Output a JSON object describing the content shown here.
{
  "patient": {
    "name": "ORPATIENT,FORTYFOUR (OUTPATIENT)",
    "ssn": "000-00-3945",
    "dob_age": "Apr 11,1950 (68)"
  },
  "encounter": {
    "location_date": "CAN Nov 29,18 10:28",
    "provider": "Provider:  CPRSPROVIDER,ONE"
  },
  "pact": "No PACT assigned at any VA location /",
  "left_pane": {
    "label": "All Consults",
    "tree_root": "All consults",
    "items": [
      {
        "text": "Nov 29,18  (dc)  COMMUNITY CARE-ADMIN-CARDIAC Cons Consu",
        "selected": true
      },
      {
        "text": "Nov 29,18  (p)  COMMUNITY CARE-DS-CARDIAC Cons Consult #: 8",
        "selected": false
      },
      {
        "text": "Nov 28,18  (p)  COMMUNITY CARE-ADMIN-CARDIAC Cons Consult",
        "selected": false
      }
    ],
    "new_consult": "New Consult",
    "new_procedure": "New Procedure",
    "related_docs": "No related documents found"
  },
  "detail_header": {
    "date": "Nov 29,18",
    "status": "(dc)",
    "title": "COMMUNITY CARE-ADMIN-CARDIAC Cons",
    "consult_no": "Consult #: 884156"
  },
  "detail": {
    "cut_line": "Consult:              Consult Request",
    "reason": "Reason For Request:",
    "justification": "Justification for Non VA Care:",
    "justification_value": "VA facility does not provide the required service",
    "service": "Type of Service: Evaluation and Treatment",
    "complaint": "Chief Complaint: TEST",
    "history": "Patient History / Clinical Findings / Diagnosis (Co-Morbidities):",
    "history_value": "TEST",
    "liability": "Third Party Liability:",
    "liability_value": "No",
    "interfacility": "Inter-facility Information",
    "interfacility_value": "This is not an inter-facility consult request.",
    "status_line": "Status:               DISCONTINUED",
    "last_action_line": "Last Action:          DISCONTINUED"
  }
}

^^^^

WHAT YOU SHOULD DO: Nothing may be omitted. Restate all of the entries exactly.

PROBLEM SOLUTION:
Output a JSON object describing the content shown here.
{
  "patient": {
    "name": "ORPATIENT,FORTYFOUR (OUTPATIENT)",
    "ssn": "000-00-3945",
    "dob_age": "Apr 11,1950 (68)"
  },
  "encounter": {
    "location_date": "CAN Nov 29,18 10:28",
    "provider": "Provider:  CPRSPROVIDER,ONE"
  },
  "pact": "No PACT assigned at any VA location /",
  "left_pane": {
    "label": "All Consults",
    "tree_root": "All consults",
    "items": [
      {
        "text": "Nov 29,18  (dc)  COMMUNITY CARE-ADMIN-CARDIAC Cons Consu",
        "selected": true
      },
      {
        "text": "Nov 29,18  (p)  COMMUNITY CARE-DS-CARDIAC Cons Consult #: 8",
        "selected": false
      },
      {
        "text": "Nov 28,18  (p)  COMMUNITY CARE-ADMIN-CARDIAC Cons Consult",
        "selected": false
      }
    ],
    "new_consult": "New Consult",
    "new_procedure": "New Procedure",
    "related_docs": "No related documents found"
  },
  "detail_header": {
    "date": "Nov 29,18",
    "status": "(dc)",
    "title": "COMMUNITY CARE-ADMIN-CARDIAC Cons",
    "consult_no": "Consult #: 884156"
  },
  "detail": {
    "cut_line": "Consult:              Consult Request",
    "reason": "Reason For Request:",
    "justification": "Justification for Non VA Care:",
    "justification_value": "VA facility does not provide the required service",
    "service": "Type of Service: Evaluation and Treatment",
    "complaint": "Chief Complaint: TEST",
    "history": "Patient History / Clinical Findings / Diagnosis (Co-Morbidities):",
    "history_value": "TEST",
    "liability": "Third Party Liability:",
    "liability_value": "No",
    "interfacility": "Inter-facility Information",
    "interfacility_value": "This is not an inter-facility consult request.",
    "status_line": "Status:               DISCONTINUED",
    "last_action_line": "Last Action:          DISCONTINUED"
  }
}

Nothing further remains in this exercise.